Small companies of less than 100 employees have more limited budgets for purchasing equipment and usually lack information systems personnel who deal with technology service issues, making their needs quite different from those of the Fortune 1000 companies big vendors like HP are used to serving.
In response, HP will start selling the "Brio" line of PCs, which comes with software bundles and hardware configurations different from their Vectra line of corporate PCs.
For example, the PCs come with diagnostic software for helping computer novices fix problems. When the program can't solve a problem, an HP technician can dial in to the computer and install software, according to HP. The computers also come with a program which guides users through the setup of PC networking functions, such as allowing other users on a network to gain access to shared peripherals like CD-ROM drives, modems, and backup storage devices.
The Brio computers will be offered in 11 models in the Business, Advanced Business, and Advanced Business Communication configurations. A Brio 8012 Business Model with 166-MHz MMX Pentium processor, 16MB of memory, and a 2.1GB hard disk drive will have an estimated street price of $999.
A Brio Advanced Business Communication model with 233-MHz MMX Pentium, a 6GB hard disc drive, 32MB of memory, a backup storage drive, a 24X CD-ROM, and a graphics accelerator card will have an estimated street price of $2,087. These models come with a modem and software which allows the modem to be shared on a local area network (LAN) by up to three users, saving companies the cost of extra modems and phone lines.

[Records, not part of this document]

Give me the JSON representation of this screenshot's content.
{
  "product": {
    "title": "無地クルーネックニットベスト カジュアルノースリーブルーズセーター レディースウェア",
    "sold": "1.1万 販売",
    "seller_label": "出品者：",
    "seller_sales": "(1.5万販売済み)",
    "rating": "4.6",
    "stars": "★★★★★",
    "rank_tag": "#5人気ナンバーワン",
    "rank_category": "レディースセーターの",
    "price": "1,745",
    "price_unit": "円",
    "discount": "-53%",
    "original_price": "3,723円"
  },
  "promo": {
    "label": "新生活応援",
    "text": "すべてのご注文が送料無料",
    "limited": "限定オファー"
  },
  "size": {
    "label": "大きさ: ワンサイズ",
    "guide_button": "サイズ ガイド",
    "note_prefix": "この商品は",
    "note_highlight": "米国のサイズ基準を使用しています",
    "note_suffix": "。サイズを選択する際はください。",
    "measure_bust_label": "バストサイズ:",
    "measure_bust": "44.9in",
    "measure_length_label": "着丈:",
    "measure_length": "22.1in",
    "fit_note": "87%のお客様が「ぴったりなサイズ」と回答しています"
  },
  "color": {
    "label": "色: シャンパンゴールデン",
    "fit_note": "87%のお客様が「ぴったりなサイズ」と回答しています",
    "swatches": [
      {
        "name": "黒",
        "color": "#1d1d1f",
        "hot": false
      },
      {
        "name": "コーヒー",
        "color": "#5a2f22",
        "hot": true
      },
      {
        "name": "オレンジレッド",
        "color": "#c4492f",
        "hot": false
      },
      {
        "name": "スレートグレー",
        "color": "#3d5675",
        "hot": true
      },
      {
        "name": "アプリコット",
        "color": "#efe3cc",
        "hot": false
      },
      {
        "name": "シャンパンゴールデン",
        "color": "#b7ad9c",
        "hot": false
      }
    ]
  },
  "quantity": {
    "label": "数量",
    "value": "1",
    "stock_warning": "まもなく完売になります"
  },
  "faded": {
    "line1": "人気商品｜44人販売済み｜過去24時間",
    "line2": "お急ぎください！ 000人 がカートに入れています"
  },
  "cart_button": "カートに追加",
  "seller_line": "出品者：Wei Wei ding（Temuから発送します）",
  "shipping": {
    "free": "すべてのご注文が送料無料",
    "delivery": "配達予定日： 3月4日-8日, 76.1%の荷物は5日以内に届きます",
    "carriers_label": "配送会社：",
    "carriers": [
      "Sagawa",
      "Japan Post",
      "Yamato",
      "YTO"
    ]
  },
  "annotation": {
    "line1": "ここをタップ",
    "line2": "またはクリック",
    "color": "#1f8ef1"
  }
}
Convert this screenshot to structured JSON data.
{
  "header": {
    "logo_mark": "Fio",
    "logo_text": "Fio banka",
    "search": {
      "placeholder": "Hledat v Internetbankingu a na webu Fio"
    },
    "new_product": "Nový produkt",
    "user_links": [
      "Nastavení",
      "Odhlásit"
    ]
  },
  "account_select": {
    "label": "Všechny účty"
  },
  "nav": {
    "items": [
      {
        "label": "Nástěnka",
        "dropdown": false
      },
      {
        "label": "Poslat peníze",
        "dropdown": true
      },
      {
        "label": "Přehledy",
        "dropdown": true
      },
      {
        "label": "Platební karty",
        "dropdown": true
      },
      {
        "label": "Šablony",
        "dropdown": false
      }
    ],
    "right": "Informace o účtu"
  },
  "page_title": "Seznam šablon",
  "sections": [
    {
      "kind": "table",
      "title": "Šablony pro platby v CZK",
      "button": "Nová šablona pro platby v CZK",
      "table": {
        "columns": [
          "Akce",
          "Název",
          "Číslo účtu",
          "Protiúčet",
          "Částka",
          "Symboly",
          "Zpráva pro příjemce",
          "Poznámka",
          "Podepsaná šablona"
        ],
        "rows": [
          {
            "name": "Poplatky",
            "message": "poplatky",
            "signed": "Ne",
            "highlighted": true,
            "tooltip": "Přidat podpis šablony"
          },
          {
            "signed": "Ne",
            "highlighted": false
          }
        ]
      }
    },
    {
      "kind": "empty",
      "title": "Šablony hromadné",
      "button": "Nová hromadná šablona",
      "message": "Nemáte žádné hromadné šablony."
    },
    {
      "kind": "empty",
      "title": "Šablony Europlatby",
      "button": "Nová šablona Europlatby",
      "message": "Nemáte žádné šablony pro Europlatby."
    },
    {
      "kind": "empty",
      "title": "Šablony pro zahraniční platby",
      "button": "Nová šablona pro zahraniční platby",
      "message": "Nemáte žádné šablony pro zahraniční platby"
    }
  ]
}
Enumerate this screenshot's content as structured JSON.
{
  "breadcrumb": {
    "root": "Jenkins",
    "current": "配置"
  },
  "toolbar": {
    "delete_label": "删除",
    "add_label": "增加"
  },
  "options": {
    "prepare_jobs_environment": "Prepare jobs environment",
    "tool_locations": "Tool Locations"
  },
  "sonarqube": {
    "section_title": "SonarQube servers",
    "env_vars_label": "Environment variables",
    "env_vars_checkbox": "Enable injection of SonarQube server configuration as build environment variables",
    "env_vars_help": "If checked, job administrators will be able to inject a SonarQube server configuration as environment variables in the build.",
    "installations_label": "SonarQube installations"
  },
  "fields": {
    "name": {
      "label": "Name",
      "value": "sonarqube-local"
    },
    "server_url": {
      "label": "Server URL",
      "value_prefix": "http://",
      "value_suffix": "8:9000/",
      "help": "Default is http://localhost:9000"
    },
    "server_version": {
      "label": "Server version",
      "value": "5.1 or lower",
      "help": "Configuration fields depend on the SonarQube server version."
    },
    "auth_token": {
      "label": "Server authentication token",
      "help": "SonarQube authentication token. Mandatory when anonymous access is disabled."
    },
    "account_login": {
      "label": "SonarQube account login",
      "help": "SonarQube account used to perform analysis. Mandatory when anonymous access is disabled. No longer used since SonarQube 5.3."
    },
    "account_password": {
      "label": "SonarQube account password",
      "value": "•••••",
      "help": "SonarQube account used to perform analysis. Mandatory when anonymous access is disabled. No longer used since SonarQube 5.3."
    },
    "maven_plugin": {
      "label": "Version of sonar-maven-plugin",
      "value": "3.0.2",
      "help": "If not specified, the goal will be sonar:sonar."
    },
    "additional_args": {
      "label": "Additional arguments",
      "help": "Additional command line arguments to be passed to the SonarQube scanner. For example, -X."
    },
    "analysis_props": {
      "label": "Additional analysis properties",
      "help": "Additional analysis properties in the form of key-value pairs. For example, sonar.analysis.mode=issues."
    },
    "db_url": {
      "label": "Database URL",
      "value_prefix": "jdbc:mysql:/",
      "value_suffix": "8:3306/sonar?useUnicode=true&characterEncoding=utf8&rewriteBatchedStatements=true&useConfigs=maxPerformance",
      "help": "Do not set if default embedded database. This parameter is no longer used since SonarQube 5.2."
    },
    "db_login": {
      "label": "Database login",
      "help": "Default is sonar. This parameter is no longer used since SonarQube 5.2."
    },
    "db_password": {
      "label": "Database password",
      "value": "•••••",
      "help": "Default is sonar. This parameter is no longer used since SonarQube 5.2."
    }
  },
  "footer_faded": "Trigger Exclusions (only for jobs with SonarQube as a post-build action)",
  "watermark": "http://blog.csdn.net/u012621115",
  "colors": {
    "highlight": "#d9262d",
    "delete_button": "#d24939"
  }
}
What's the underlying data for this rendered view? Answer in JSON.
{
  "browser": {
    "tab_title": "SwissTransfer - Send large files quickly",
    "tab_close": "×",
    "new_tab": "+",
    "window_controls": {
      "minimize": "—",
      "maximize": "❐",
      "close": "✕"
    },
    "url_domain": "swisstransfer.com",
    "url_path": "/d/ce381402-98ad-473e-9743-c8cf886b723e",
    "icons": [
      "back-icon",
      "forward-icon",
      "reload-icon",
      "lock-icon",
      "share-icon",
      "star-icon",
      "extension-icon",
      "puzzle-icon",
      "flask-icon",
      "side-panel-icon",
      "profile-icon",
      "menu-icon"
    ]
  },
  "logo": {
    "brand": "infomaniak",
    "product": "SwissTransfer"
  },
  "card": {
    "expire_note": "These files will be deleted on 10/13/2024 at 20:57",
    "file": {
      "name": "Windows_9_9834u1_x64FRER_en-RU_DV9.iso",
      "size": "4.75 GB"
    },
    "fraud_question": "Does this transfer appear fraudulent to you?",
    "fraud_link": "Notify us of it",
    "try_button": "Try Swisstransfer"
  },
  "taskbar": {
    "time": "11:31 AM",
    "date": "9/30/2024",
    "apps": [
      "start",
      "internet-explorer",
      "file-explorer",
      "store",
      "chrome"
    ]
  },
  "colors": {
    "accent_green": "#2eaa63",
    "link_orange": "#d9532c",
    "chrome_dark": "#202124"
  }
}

PC vendors are interested in this market because the small business segment is growing at twice the rate of the overall PC industry, according to International Data Corporation (IDC). IDC estimates that there were between 7 and 8 million small businesses with fewer than 100 employees in the U.S. in 1996.